---------- Provided records ----------

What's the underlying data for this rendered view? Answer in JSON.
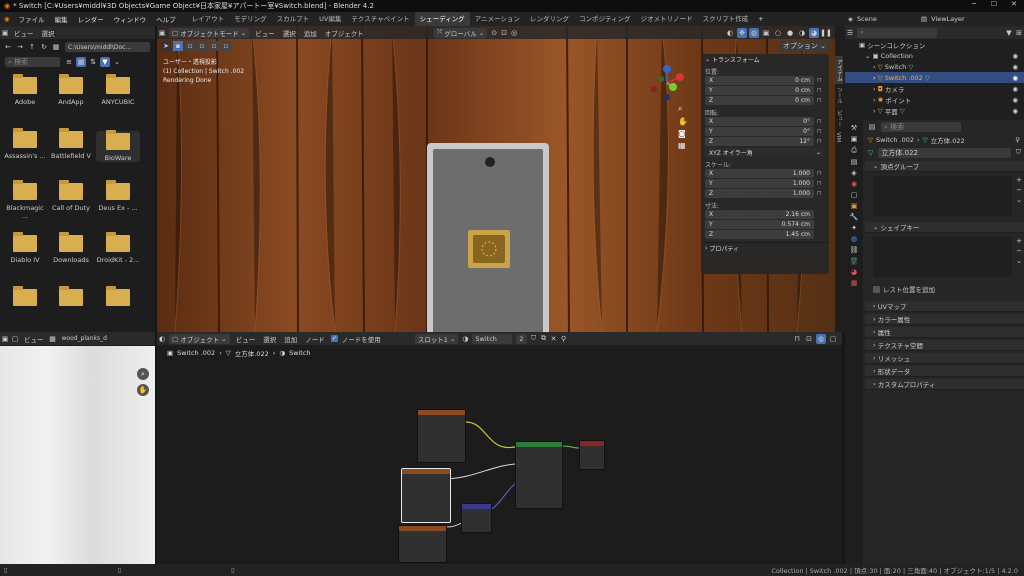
{
  "window": {
    "title": "* Switch [C:¥Users¥middl¥3D Objects¥Game Object¥日本家屋¥アパートー室¥Switch.blend] - Blender 4.2"
  },
  "menu": [
    "ファイル",
    "編集",
    "レンダー",
    "ウィンドウ",
    "ヘルプ"
  ],
  "workspaces": [
    "レイアウト",
    "モデリング",
    "スカルプト",
    "UV編集",
    "テクスチャペイント",
    "シェーディング",
    "アニメーション",
    "レンダリング",
    "コンポジティング",
    "ジオメトリノード",
    "スクリプト作成"
  ],
  "active_workspace": "シェーディング",
  "top_right": {
    "scene": "Scene",
    "view_layer": "ViewLayer"
  },
  "file_browser": {
    "header": [
      "ビュー",
      "選択"
    ],
    "path": "C:\\Users\\middl\\Doc...",
    "search_placeholder": "検索",
    "folders": [
      "Adobe",
      "AndApp",
      "ANYCUBIC",
      "Assassin's ...",
      "Battlefield V",
      "BioWare",
      "Blackmagic ...",
      "Call of Duty",
      "Deus Ex - ...",
      "Diablo IV",
      "Downloads",
      "DroidKit - 2...",
      "",
      "",
      ""
    ]
  },
  "viewport": {
    "mode": "オブジェクトモード",
    "menu": [
      "ビュー",
      "選択",
      "追加",
      "オブジェクト"
    ],
    "transform_orientation": "グローバル",
    "options": "オプション",
    "overlay_lines": [
      "ユーザー・透視投影",
      "(1) Collection | Switch .002",
      "Rendering Done"
    ],
    "side_tabs": [
      "アイテム",
      "ツール",
      "ビュー",
      "VIM"
    ]
  },
  "n_panel": {
    "transform_title": "トランスフォーム",
    "location_label": "位置:",
    "location": [
      {
        "axis": "X",
        "value": "0 cm"
      },
      {
        "axis": "Y",
        "value": "0 cm"
      },
      {
        "axis": "Z",
        "value": "0 cm"
      }
    ],
    "rotation_label": "回転:",
    "rotation": [
      {
        "axis": "X",
        "value": "0°"
      },
      {
        "axis": "Y",
        "value": "0°"
      },
      {
        "axis": "Z",
        "value": "12°"
      }
    ],
    "rotation_mode": "XYZ オイラー角",
    "scale_label": "スケール:",
    "scale": [
      {
        "axis": "X",
        "value": "1.000"
      },
      {
        "axis": "Y",
        "value": "1.000"
      },
      {
        "axis": "Z",
        "value": "1.000"
      }
    ],
    "dimensions_label": "寸法:",
    "dimensions": [
      {
        "axis": "X",
        "value": "2.16 cm"
      },
      {
        "axis": "Y",
        "value": "0.574 cm"
      },
      {
        "axis": "Z",
        "value": "1.45 cm"
      }
    ],
    "properties": "プロパティ"
  },
  "outliner": {
    "root": "シーンコレクション",
    "items": [
      {
        "label": "Collection",
        "indent": 0,
        "selected": false
      },
      {
        "label": "Switch",
        "indent": 1,
        "selected": false
      },
      {
        "label": "Switch .002",
        "indent": 1,
        "selected": true
      },
      {
        "label": "カメラ",
        "indent": 1,
        "selected": false
      },
      {
        "label": "ポイント",
        "indent": 1,
        "selected": false
      },
      {
        "label": "平面",
        "indent": 1,
        "selected": false
      }
    ]
  },
  "properties": {
    "search_placeholder": "検索",
    "breadcrumb": [
      "Switch .002",
      "立方体.022"
    ],
    "mesh_name": "立方体.022",
    "vertex_groups": "頂点グループ",
    "shape_keys": "シェイプキー",
    "rest_position": "レスト位置を追加",
    "sections": [
      "UVマップ",
      "カラー属性",
      "属性",
      "テクスチャ空間",
      "リメッシュ",
      "形状データ",
      "カスタムプロパティ"
    ]
  },
  "image_editor": {
    "view": "ビュー",
    "image_name": "wood_planks_d"
  },
  "node_editor": {
    "header": [
      "オブジェクト",
      "ビュー",
      "選択",
      "追加",
      "ノード"
    ],
    "use_nodes": "ノードを使用",
    "slot": "スロット1",
    "material": "Switch",
    "users": "2",
    "breadcrumb": [
      "Switch .002",
      "立方体.022",
      "Switch"
    ]
  },
  "status": {
    "right": "Collection | Switch .002 | 頂点:30 | 面:20 | 三角面:40 | オブジェクト:1/5 | 4.2.0"
  },
  "colors": {
    "accent": "#4772b3",
    "folder": "#d9ae4f",
    "wood": "#8a4a22",
    "selected_row": "#334d80"
  }
}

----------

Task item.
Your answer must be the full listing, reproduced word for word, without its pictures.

Reply.
What's the underlying data for this rendered view? Answer in JSON.
{
  "window": {
    "title": "* Switch [C:¥Users¥middl¥3D Objects¥Game Object¥日本家屋¥アパートー室¥Switch.blend] - Blender 4.2"
  },
  "menu": [
    "ファイル",
    "編集",
    "レンダー",
    "ウィンドウ",
    "ヘルプ"
  ],
  "workspaces": [
    "レイアウト",
    "モデリング",
    "スカルプト",
    "UV編集",
    "テクスチャペイント",
    "シェーディング",
    "アニメーション",
    "レンダリング",
    "コンポジティング",
    "ジオメトリノード",
    "スクリプト作成"
  ],
  "active_workspace": "シェーディング",
  "top_right": {
    "scene": "Scene",
    "view_layer": "ViewLayer"
  },
  "file_browser": {
    "header": [
      "ビュー",
      "選択"
    ],
    "path": "C:\\Users\\middl\\Doc...",
    "search_placeholder": "検索",
    "folders": [
      "Adobe",
      "AndApp",
      "ANYCUBIC",
      "Assassin's ...",
      "Battlefield V",
      "BioWare",
      "Blackmagic ...",
      "Call of Duty",
      "Deus Ex - ...",
      "Diablo IV",
      "Downloads",
      "DroidKit - 2...",
      "",
      "",
      ""
    ]
  },
  "viewport": {
    "mode": "オブジェクトモード",
    "menu": [
      "ビュー",
      "選択",
      "追加",
      "オブジェクト"
    ],
    "transform_orientation": "グローバル",
    "options": "オプション",
    "overlay_lines": [
      "ユーザー・透視投影",
      "(1) Collection | Switch .002",
      "Rendering Done"
    ],
    "side_tabs": [
      "アイテム",
      "ツール",
      "ビュー",
      "VIM"
    ]
  },
  "n_panel": {
    "transform_title": "トランスフォーム",
    "location_label": "位置:",
    "location": [
      {
        "axis": "X",
        "value": "0 cm"
      },
      {
        "axis": "Y",
        "value": "0 cm"
      },
      {
        "axis": "Z",
        "value": "0 cm"
      }
    ],
    "rotation_label": "回転:",
    "rotation": [
      {
        "axis": "X",
        "value": "0°"
      },
      {
        "axis": "Y",
        "value": "0°"
      },
      {
        "axis": "Z",
        "value": "12°"
      }
    ],
    "rotation_mode": "XYZ オイラー角",
    "scale_label": "スケール:",
    "scale": [
      {
        "axis": "X",
        "value": "1.000"
      },
      {
        "axis": "Y",
        "value": "1.000"
      },
      {
        "axis": "Z",
        "value": "1.000"
      }
    ],
    "dimensions_label": "寸法:",
    "dimensions": [
      {
        "axis": "X",
        "value": "2.16 cm"
      },
      {
        "axis": "Y",
        "value": "0.574 cm"
      },
      {
        "axis": "Z",
        "value": "1.45 cm"
      }
    ],
    "properties": "プロパティ"
  },
  "outliner": {
    "root": "シーンコレクション",
    "items": [
      {
        "label": "Collection",
        "indent": 0,
        "selected": false
      },
      {
        "label": "Switch",
        "indent": 1,
        "selected": false
      },
      {
        "label": "Switch .002",
        "indent": 1,
        "selected": true
      },
      {
        "label": "カメラ",
        "indent": 1,
        "selected": false
      },
      {
        "label": "ポイント",
        "indent": 1,
        "selected": false
      },
      {
        "label": "平面",
        "indent": 1,
        "selected": false
      }
    ]
  },
  "properties": {
    "search_placeholder": "検索",
    "breadcrumb": [
      "Switch .002",
      "立方体.022"
    ],
    "mesh_name": "立方体.022",
    "vertex_groups": "頂点グループ",
    "shape_keys": "シェイプキー",
    "rest_position": "レスト位置を追加",
    "sections": [
      "UVマップ",
      "カラー属性",
      "属性",
      "テクスチャ空間",
      "リメッシュ",
      "形状データ",
      "カスタムプロパティ"
    ]
  },
  "image_editor": {
    "view": "ビュー",
    "image_name": "wood_planks_d"
  },
  "node_editor": {
    "header": [
      "オブジェクト",
      "ビュー",
      "選択",
      "追加",
      "ノード"
    ],
    "use_nodes": "ノードを使用",
    "slot": "スロット1",
    "material": "Switch",
    "users": "2",
    "breadcrumb": [
      "Switch .002",
      "立方体.022",
      "Switch"
    ]
  },
  "status": {
    "right": "Collection | Switch .002 | 頂点:30 | 面:20 | 三角面:40 | オブジェクト:1/5 | 4.2.0"
  },
  "colors": {
    "accent": "#4772b3",
    "folder": "#d9ae4f",
    "wood": "#8a4a22",
    "selected_row": "#334d80"
  }
}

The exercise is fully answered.